The department attaches an annual savings of about $6 million for every 1,000 unemployment compensation claimants identified, Goulet said. The savings are calculated using average unemployment payouts and duration.

Here’s how inmates who no longer qualify for unemployment could continue collecting: Once someone begins receiving unemployment, benefits are renewed every two weeks, which can be done over the phone. The applicant can also have someone renew on their behalf. The majority of payments are received via direct deposit or applied to a debit card, eliminating the need for personal check-cashing.

The Department of Labor and Industry works with the Department of Corrections on a monthly basis to identify state prison inmates receiving unemployment benefits. But no similar setup was in place for county prison systems.

Instead, the primary way the state would learn about inmates collecting unemployment was for someone to report it to the state —maybe an intake officer finding an unemployment compensation debit card in a wallet or a relative or neighbor calling the state.

But even if fraud was identified, the money could still be lost for good.

“If someone continues to file or someone files on their behalf while they’re in prison and then we find out they’re doing it because we’ve gotten word through the prison or someone else, then we’ve got to reclaim the overpayments and that can be very difficult,” Goulet said.

Now, individual inmate information will be automatically checked against unemployment compensation rolls. In the state’s words, this is “saving the UC trust fund and the commonwealth’s businesses and employees millions of dollars,” a news release says.

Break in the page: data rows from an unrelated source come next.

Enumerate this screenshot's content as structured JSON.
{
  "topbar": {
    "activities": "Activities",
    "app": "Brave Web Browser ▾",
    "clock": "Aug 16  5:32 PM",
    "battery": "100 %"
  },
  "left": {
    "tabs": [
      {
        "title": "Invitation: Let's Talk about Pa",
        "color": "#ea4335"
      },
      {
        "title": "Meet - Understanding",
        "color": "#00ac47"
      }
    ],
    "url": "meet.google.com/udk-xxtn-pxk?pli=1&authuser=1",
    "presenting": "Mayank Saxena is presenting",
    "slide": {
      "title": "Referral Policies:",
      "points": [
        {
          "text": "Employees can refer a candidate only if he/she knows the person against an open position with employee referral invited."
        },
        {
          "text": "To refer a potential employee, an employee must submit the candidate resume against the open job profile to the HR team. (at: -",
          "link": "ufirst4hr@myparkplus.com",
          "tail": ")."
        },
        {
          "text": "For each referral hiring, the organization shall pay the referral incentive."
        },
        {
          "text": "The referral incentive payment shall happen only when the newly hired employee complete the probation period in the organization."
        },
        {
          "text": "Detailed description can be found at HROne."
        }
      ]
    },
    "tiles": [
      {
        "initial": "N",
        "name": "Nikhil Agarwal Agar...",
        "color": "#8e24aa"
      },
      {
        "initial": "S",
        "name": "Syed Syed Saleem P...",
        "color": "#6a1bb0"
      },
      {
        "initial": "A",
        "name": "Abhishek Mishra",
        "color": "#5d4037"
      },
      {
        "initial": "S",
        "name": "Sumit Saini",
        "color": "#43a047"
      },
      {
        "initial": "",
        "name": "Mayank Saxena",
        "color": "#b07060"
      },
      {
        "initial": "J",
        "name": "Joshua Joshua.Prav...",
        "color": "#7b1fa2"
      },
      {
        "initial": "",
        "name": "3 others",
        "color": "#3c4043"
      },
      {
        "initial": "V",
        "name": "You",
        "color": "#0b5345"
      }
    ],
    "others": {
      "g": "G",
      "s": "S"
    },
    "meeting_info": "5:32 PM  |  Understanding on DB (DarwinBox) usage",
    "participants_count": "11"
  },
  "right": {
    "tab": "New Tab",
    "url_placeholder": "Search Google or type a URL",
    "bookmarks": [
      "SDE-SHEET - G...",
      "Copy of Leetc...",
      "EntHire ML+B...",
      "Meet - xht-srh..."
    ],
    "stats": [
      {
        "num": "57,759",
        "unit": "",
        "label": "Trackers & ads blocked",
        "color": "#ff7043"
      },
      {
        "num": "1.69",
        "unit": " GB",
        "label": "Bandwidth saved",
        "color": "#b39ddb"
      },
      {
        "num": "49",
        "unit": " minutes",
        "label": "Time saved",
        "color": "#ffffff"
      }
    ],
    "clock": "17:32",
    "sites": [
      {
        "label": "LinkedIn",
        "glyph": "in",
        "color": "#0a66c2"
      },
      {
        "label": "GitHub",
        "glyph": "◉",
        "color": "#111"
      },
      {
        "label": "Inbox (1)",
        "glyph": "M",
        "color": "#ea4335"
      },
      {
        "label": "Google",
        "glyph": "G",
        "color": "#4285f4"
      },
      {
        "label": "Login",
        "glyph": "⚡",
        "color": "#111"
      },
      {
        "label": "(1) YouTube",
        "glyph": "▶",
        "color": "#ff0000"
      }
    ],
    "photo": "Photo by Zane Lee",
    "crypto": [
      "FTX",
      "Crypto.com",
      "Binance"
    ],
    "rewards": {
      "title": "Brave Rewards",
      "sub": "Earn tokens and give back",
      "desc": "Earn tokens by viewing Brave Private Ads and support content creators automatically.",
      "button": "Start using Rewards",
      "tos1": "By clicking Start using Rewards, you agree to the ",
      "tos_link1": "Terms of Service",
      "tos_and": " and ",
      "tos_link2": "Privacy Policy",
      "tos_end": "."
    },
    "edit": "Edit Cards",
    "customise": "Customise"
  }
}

The majority of Pennsylvania’s county prisons – 51 out of 63 – already use JNET to access and cross-reference data such as criminal history, driving records, prison records and other inmate information, said Dan Egan, spokesman for the Office of Administration.

JNET has been around for about two decades, Egan said. Adding the unemployment compensation data-check started with a pilot program last May.

It took about a week, and maybe $5,000 worth of staff time, Egan said.

Contact Melissa Daniels at [email protected]


Melissa formerly served as staff reporter for Watchdog.org.